All playgrounds are closed through the month of May in accordance with Governor Pritzker's Stay at Home Order. Go here to learn more about the Chicago Park District COVID-19 response.
This small park totals 4.67 acres and is located in the Austin community. The park features a water feature and a playground that was renovated in Summer 2016 as part of Mayor Emanuel’s Chicago Plays! Program.
While there is no structured programming taking place at this location, we invite you to check out our great programs offered at nearby Austin Town Hall Park.
In 1865, Henry W. Austin (1828-1889) purchased 280 acres of poorly-drained prairie land in Cicero Township. Within the next few years, Austin subdivided the area, laid out streets, and planted trees, calling the new development Austinville. Twenty years later, in December 1885, Henry Austin and his wife Martha donated three large lots in what was by then the Town of Cicero for use as a public park.
Austin Park became Chicago's responsibility in 1899, after the area was annexed to the city. In 1906, noted landscape architect and Special Park Commission member Jens Jensen drew up a plan for the long, narrow site along the Chicago & Northwestern Railroad embankment. The park's most notable landscape feature was a meandering lagoon, with boys' and girls' wading pools and a wooden bridge at one end, and small wooded islands at the other. In 1908, the Special Park Commission added a dressing room facility with a 10-foot pergola and electric lights for night swimming.
The lagoon was heavily used from the first. In 1910, the Special Park Commission invited underprivileged children from the city's settlement houses to use the wading pools, providing them with free bathing suits. Fifty-five thousand children used the wading pools during the summer of 1915. By 1930, attendance had increased to nearly 90,000. In the wintertime, children also ice skated on the frozen lagoons.

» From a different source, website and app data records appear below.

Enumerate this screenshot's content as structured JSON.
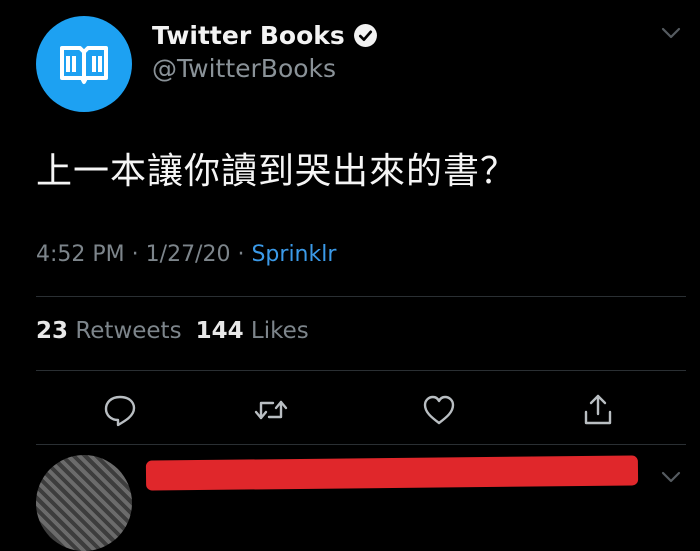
{
  "tweet": {
    "display_name": "Twitter Books",
    "handle": "@TwitterBooks",
    "text": "上一本讓你讀到哭出來的書？",
    "time": "4:52 PM",
    "date": "1/27/20",
    "separator": "·",
    "source": "Sprinklr",
    "retweets_count": "23",
    "retweets_label": "Retweets",
    "likes_count": "144",
    "likes_label": "Likes"
  },
  "icons": {
    "avatar": "open-book-icon",
    "verified": "verified-badge-icon",
    "menu": "chevron-down-icon",
    "reply": "reply-icon",
    "retweet": "retweet-icon",
    "like": "heart-icon",
    "share": "share-icon"
  },
  "colors": {
    "background": "#000000",
    "avatar_blue": "#1da1f2",
    "link_blue": "#3b9ae8",
    "muted_text": "#7d858b",
    "redaction_red": "#e0272b"
  }
}
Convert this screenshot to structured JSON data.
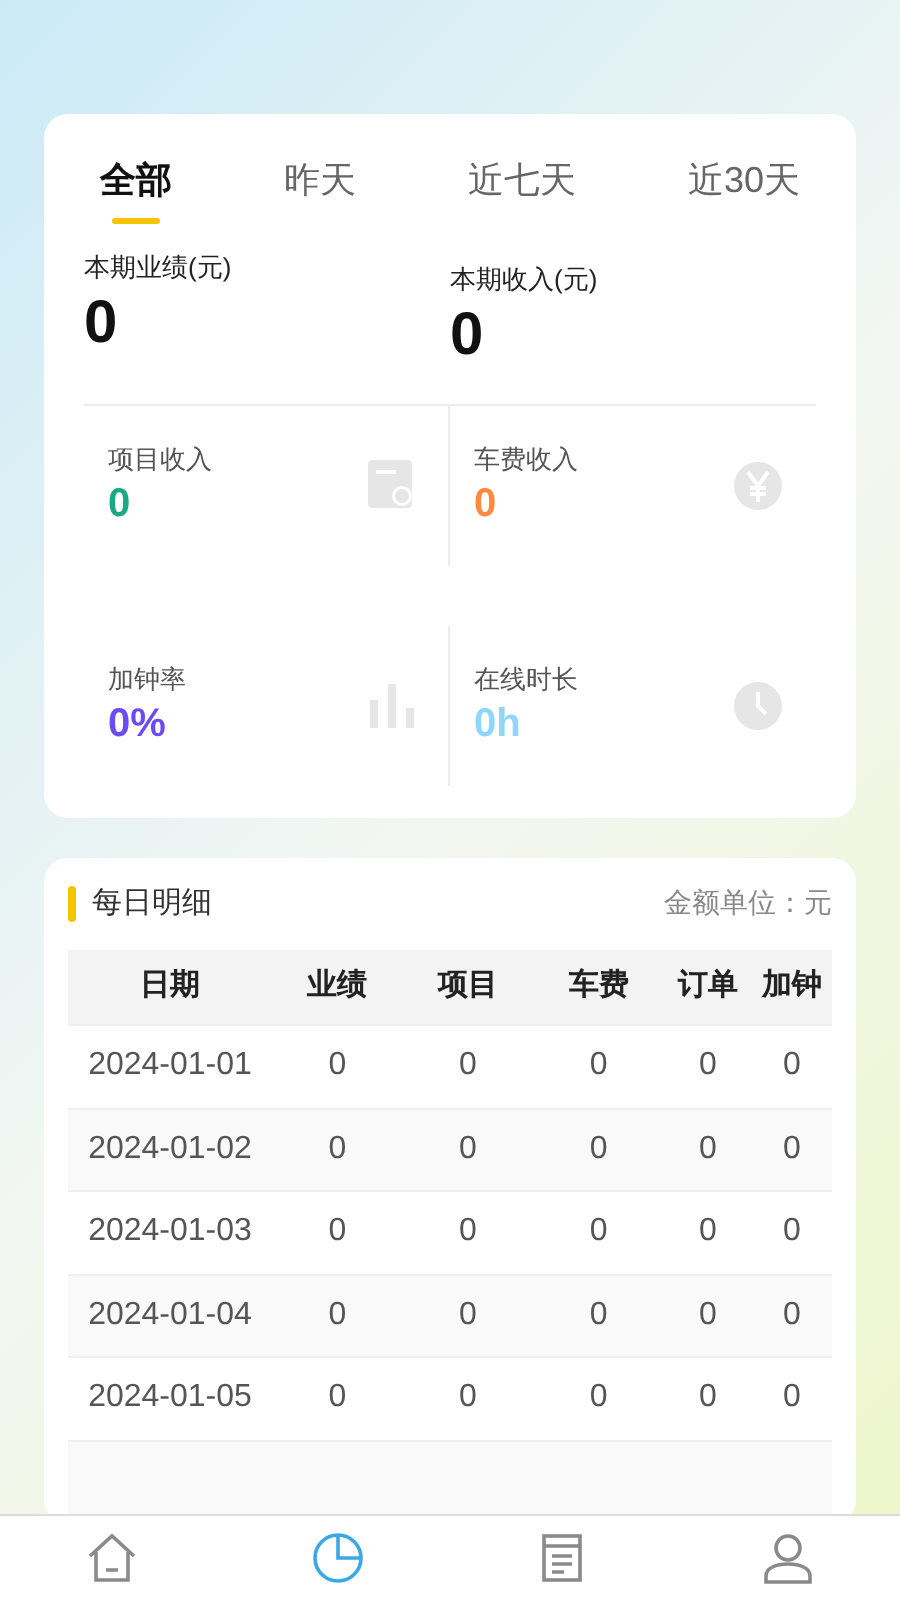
{
  "tabs": [
    {
      "label": "全部",
      "selected": true
    },
    {
      "label": "昨天",
      "selected": false
    },
    {
      "label": "近七天",
      "selected": false
    },
    {
      "label": "近30天",
      "selected": false
    }
  ],
  "totals": [
    {
      "label": "本期业绩(元)",
      "value": "0"
    },
    {
      "label": "本期收入(元)",
      "value": "0"
    }
  ],
  "stats": [
    {
      "label": "项目收入",
      "value": "0",
      "color": "#1aaa7f"
    },
    {
      "label": "车费收入",
      "value": "0",
      "color": "#ff8a3d"
    },
    {
      "label": "加钟率",
      "value": "0%",
      "color": "#6a4cf5"
    },
    {
      "label": "在线时长",
      "value": "0h",
      "color": "#8fd6ff"
    }
  ],
  "daily": {
    "title": "每日明细",
    "unit": "金额单位：元",
    "columns": [
      "日期",
      "业绩",
      "项目",
      "车费",
      "订单",
      "加钟"
    ],
    "rows": [
      [
        "2024-01-01",
        "0",
        "0",
        "0",
        "0",
        "0"
      ],
      [
        "2024-01-02",
        "0",
        "0",
        "0",
        "0",
        "0"
      ],
      [
        "2024-01-03",
        "0",
        "0",
        "0",
        "0",
        "0"
      ],
      [
        "2024-01-04",
        "0",
        "0",
        "0",
        "0",
        "0"
      ],
      [
        "2024-01-05",
        "0",
        "0",
        "0",
        "0",
        "0"
      ]
    ]
  },
  "nav": [
    {
      "selected": false
    },
    {
      "selected": true
    },
    {
      "selected": false
    },
    {
      "selected": false
    }
  ]
}
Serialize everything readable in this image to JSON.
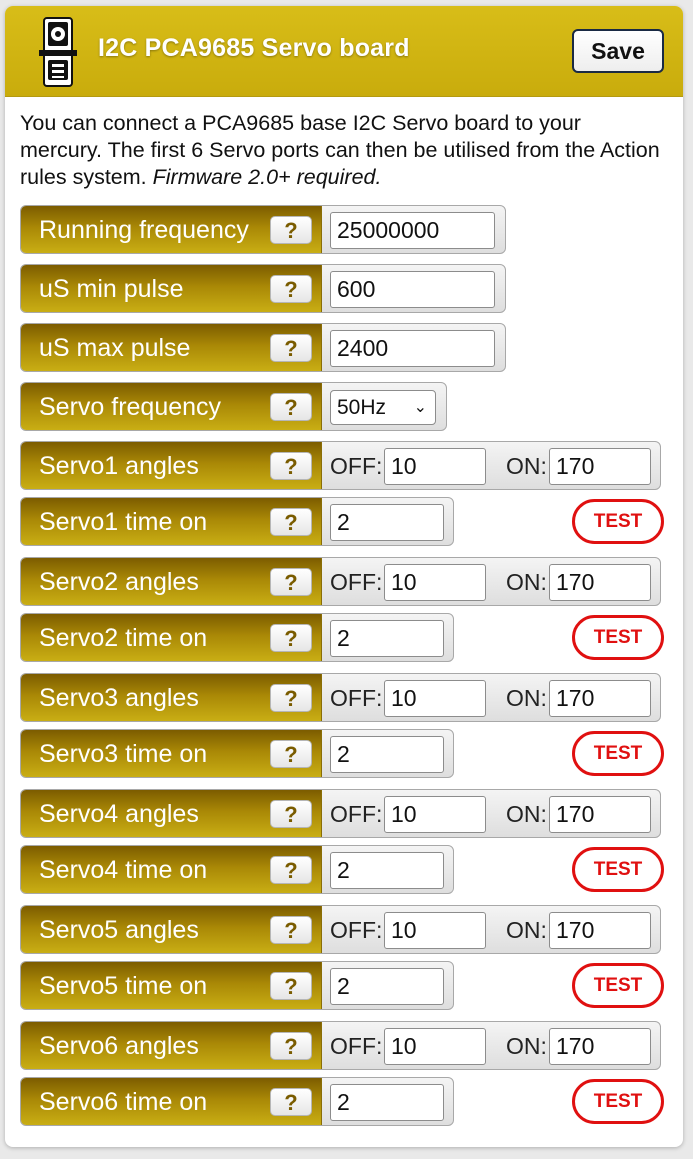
{
  "header": {
    "title": "I2C PCA9685 Servo board",
    "save_label": "Save",
    "icon": "servo-board-logo"
  },
  "description": {
    "text": "You can connect a PCA9685 base I2C Servo board to your mercury. The first 6 Servo ports can then be utilised from the Action rules system. ",
    "note": "Firmware 2.0+ required."
  },
  "help_glyph": "?",
  "settings": {
    "running_frequency": {
      "label": "Running frequency",
      "value": "25000000"
    },
    "us_min_pulse": {
      "label": "uS min pulse",
      "value": "600"
    },
    "us_max_pulse": {
      "label": "uS max pulse",
      "value": "2400"
    },
    "servo_frequency": {
      "label": "Servo frequency",
      "value": "50Hz",
      "chevron": "⌄"
    }
  },
  "servo_prefix": {
    "off": "OFF:",
    "on": "ON:"
  },
  "test_label": "TEST",
  "servos": [
    {
      "angles_label": "Servo1 angles",
      "off": "10",
      "on": "170",
      "time_label": "Servo1 time on",
      "time": "2"
    },
    {
      "angles_label": "Servo2 angles",
      "off": "10",
      "on": "170",
      "time_label": "Servo2 time on",
      "time": "2"
    },
    {
      "angles_label": "Servo3 angles",
      "off": "10",
      "on": "170",
      "time_label": "Servo3 time on",
      "time": "2"
    },
    {
      "angles_label": "Servo4 angles",
      "off": "10",
      "on": "170",
      "time_label": "Servo4 time on",
      "time": "2"
    },
    {
      "angles_label": "Servo5 angles",
      "off": "10",
      "on": "170",
      "time_label": "Servo5 time on",
      "time": "2"
    },
    {
      "angles_label": "Servo6 angles",
      "off": "10",
      "on": "170",
      "time_label": "Servo6 time on",
      "time": "2"
    }
  ],
  "colors": {
    "header_gold": "#d0b412",
    "label_gold": "#a98806",
    "test_red": "#e01010"
  }
}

The city transferred Austin Park to the Chicago Park District in 1959. By this time, the lagoon had deteriorated, and the park district soon filled in the eastern section. At the lagoon's west end, the park district transformed the boys' and girls' wading pools into a wading pool and spray pool, and constructed a new changing facility. In 1992, the park district installed the first soft surface playground where the eastern portion of the lagoon once lay.